- Multiple business units
- Include manufacturing and service organizations
- Multitiered organizations with a corporate-level function
- Multiple assessments conducted per year
- Past Baldrige Award winners a plus
Finalizing the data collection tool and piloting it within the sponsoring organizations
concluded the planning phase.
Phase 2: Collecting
Based on the results of secondary research and input from the study’s sponsors,
Apqc’s study team developed a list of best-practice candidates. The team approached all of these candidates to gauge their willingness to participate in this effort. Six organizations met the criteria for being considered best practice and agreed to become “partners” for this study. In April 1998 the study team invited all best-practice partners to continue sharing
information by hosting four-hour site visits at their respective locations. The site visit data collection tool provided structure for soliciting standard responses to questions related to self-assessments from each organization.
Phase 3: Analyzing and Reporting
The team analyzed data collected from the site visit data collection
tool. The analysis concentrated on identifying critical success factors and key
enablers necessary for developing and maintaining a world-class self-assessment
program. Analysis of participant data formed the basis for this final report.
In May 1998 the Apqc study team hosted the Knowledge Transfer Session for this
study. During this meeting, Apqc presented high-level study findings and trends
to the six sponsoring companies. All organizations participating in the study received a copy of this final report, which showcases all critical success factors and all enablers
identified in the research process.
Phase 4: Adapting
Adaptation and improvement from the best practices identified throughout

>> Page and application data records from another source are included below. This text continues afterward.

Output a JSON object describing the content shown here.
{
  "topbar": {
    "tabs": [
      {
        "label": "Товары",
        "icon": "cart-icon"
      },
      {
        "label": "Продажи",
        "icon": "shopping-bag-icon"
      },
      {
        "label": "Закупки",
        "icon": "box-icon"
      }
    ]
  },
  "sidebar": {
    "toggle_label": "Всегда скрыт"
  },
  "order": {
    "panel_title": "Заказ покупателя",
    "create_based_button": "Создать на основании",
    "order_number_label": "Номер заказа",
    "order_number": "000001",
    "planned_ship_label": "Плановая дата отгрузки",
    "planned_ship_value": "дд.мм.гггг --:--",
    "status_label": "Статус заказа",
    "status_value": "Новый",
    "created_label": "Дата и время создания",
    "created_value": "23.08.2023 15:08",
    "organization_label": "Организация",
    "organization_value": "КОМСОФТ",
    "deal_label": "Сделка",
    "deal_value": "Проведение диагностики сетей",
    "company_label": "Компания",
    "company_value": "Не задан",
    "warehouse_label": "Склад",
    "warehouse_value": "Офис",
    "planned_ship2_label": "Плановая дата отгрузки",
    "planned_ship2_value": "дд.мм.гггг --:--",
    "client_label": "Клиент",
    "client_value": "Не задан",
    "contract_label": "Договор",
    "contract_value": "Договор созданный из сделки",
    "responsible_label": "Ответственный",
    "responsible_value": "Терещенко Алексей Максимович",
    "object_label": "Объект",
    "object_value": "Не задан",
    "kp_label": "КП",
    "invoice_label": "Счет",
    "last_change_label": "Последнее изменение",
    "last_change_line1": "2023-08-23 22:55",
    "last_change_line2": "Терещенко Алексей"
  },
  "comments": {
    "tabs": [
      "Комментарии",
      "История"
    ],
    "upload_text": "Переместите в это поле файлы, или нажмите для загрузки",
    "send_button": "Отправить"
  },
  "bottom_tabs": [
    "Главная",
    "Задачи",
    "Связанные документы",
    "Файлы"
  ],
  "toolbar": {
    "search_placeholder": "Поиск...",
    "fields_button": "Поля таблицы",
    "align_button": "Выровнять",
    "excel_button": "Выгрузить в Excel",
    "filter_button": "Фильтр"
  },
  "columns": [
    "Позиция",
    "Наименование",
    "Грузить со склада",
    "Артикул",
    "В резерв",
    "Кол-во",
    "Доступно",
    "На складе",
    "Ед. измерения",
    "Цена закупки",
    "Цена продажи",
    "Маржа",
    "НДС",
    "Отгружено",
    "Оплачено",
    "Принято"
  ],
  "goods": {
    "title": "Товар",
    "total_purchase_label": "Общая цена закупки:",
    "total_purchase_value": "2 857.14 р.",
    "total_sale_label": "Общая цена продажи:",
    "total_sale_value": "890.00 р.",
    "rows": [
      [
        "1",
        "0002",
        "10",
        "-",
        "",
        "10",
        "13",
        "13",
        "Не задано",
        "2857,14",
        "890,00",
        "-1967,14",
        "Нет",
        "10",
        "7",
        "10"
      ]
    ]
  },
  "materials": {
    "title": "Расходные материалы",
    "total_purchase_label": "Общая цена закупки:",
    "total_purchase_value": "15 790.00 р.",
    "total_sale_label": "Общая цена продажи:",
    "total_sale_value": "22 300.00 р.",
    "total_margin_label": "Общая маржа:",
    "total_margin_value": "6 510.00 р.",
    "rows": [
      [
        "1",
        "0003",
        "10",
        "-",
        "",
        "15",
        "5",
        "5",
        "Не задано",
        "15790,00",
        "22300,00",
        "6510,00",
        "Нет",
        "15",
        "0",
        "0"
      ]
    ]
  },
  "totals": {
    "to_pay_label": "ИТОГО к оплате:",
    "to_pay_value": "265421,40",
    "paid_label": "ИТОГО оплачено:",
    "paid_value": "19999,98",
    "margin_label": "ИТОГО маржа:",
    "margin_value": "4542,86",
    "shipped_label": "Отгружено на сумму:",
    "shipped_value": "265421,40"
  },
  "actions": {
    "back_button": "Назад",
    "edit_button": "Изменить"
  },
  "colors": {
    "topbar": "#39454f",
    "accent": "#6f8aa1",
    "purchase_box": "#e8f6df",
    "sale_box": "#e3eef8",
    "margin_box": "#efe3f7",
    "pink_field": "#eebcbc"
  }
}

a consortium study occur after the sponsor organization representatives take the study learnings back to their organizations. Apqc staff members are available to help sponsors create action plans appropriate for their organizations based on the learnings.